─── The records
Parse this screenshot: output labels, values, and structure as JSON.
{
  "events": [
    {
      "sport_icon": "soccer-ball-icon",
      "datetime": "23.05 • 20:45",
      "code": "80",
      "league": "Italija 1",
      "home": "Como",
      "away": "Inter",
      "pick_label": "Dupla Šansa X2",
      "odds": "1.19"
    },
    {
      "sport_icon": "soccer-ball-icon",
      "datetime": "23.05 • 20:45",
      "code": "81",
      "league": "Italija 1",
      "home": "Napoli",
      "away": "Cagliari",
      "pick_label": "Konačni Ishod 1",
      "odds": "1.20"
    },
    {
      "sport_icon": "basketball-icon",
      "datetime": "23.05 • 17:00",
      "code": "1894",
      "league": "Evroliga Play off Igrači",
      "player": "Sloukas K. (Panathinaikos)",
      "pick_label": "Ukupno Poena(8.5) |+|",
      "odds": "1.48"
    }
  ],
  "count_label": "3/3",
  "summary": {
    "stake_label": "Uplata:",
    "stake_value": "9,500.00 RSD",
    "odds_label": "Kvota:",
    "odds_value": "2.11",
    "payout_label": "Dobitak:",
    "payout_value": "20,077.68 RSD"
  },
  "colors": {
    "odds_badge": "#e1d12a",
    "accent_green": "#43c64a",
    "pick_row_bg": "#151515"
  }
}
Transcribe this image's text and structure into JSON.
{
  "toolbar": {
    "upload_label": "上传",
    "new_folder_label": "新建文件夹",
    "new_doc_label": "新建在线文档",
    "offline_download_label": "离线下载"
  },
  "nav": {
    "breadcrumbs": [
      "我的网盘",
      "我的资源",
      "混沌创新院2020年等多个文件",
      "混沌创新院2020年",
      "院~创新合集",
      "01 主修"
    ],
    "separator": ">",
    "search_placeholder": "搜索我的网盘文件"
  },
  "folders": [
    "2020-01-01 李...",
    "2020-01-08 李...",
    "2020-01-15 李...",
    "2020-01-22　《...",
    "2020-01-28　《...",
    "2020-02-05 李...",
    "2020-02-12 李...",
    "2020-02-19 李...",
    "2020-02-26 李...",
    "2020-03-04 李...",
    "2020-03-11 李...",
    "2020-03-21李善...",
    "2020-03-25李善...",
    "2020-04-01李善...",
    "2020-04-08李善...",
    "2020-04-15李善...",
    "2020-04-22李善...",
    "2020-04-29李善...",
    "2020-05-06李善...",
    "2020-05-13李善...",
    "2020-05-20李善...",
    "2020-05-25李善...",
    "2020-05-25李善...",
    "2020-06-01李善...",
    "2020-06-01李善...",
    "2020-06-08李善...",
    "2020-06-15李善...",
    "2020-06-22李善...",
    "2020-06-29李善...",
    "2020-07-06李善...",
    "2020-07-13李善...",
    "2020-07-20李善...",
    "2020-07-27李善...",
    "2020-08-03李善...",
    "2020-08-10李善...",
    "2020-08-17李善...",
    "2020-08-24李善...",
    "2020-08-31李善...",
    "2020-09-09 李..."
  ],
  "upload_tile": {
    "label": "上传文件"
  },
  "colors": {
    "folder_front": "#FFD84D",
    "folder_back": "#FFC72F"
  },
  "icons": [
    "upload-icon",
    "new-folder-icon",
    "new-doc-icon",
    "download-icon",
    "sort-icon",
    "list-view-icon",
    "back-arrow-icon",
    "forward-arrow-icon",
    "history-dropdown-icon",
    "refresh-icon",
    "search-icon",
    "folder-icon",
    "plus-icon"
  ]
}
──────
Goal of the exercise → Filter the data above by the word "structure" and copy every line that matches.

Answer below →
Parse this screenshot: output labels, values, and structure as JSON.
Transcribe this image's text and structure into JSON.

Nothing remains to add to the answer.